#### Task material:
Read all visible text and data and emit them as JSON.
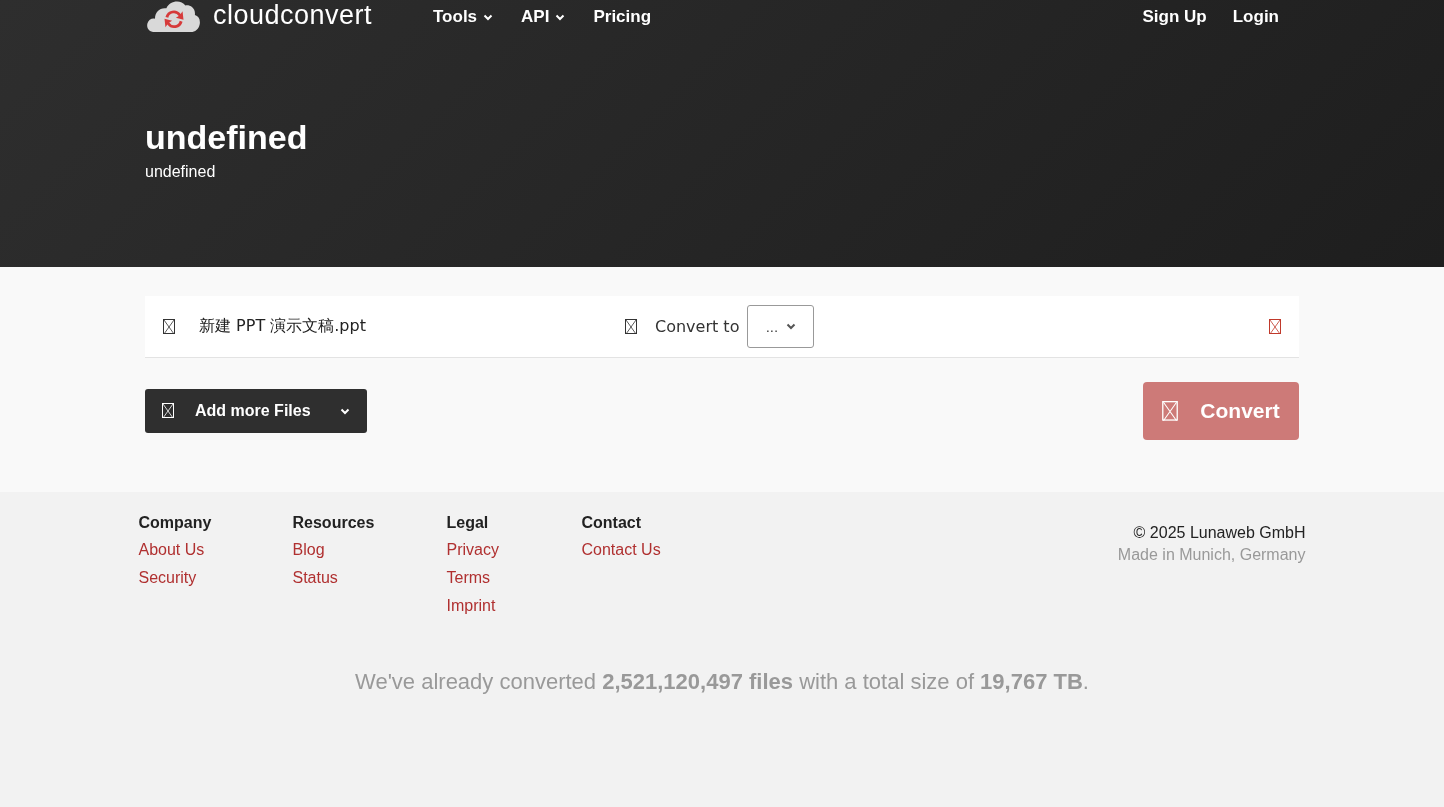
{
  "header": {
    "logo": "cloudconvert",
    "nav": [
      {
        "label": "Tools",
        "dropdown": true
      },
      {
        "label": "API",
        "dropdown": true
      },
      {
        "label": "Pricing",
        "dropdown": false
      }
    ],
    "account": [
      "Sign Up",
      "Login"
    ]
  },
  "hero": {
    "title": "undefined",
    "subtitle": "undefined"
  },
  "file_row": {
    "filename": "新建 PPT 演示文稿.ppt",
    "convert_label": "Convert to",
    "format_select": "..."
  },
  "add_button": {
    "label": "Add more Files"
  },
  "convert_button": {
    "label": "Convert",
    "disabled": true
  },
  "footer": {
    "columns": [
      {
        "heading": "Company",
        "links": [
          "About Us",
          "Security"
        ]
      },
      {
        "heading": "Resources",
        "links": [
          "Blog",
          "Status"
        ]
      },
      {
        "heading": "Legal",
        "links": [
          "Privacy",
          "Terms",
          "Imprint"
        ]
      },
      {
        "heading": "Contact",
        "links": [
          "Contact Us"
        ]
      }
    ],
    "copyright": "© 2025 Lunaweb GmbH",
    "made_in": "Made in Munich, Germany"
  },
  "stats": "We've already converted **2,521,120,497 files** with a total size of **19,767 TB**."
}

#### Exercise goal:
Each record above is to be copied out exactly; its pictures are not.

#### Exercise output:
Read all visible text and data and emit them as JSON.
{
  "header": {
    "logo": "cloudconvert",
    "nav": [
      {
        "label": "Tools",
        "dropdown": true
      },
      {
        "label": "API",
        "dropdown": true
      },
      {
        "label": "Pricing",
        "dropdown": false
      }
    ],
    "account": [
      "Sign Up",
      "Login"
    ]
  },
  "hero": {
    "title": "undefined",
    "subtitle": "undefined"
  },
  "file_row": {
    "filename": "新建 PPT 演示文稿.ppt",
    "convert_label": "Convert to",
    "format_select": "..."
  },
  "add_button": {
    "label": "Add more Files"
  },
  "convert_button": {
    "label": "Convert",
    "disabled": true
  },
  "footer": {
    "columns": [
      {
        "heading": "Company",
        "links": [
          "About Us",
          "Security"
        ]
      },
      {
        "heading": "Resources",
        "links": [
          "Blog",
          "Status"
        ]
      },
      {
        "heading": "Legal",
        "links": [
          "Privacy",
          "Terms",
          "Imprint"
        ]
      },
      {
        "heading": "Contact",
        "links": [
          "Contact Us"
        ]
      }
    ],
    "copyright": "© 2025 Lunaweb GmbH",
    "made_in": "Made in Munich, Germany"
  },
  "stats": "We've already converted **2,521,120,497 files** with a total size of **19,767 TB**."
}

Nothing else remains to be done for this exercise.